Here is one solution for the continuing enigma of Peruvian precision stone carving, which resembles puzzle pieces (or dozens of soap bubbles) more than modern bricklaying. The solution has to be simple, given the tools of the time.
The carving-lifting-fitting-carving-lifting-fitting problem
on a vertical wall with cranes and ropes (see video below) is resolved if you first carve and fit the stones that make up the wall horizontally on a flat surface. That’s all you have to do: first create a paved ‘street’. Treat the whole wall as a unit. In that way large stones can be set among smaller stones for design effects. Notches and curves can be created between every stone pairing. Dozens to hundreds of stone masons can be working on all the stones at once. A single overseer can guide their efforts. As the edges are carved off, the stones gradually get closer and closer to one another.
At that point,

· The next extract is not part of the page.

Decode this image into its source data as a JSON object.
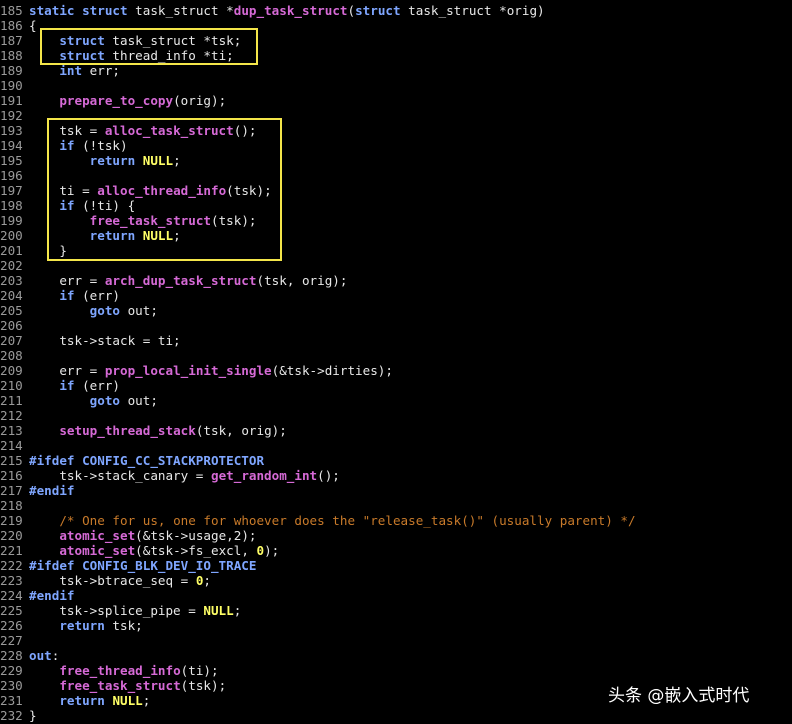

when everything fits precisely as a horizontal puzzle, workers can then disassemble the horizontal ‘street’ and confidently re-erect each pre-carved stone atop one another creating a vertical wall with hyper precision already built in.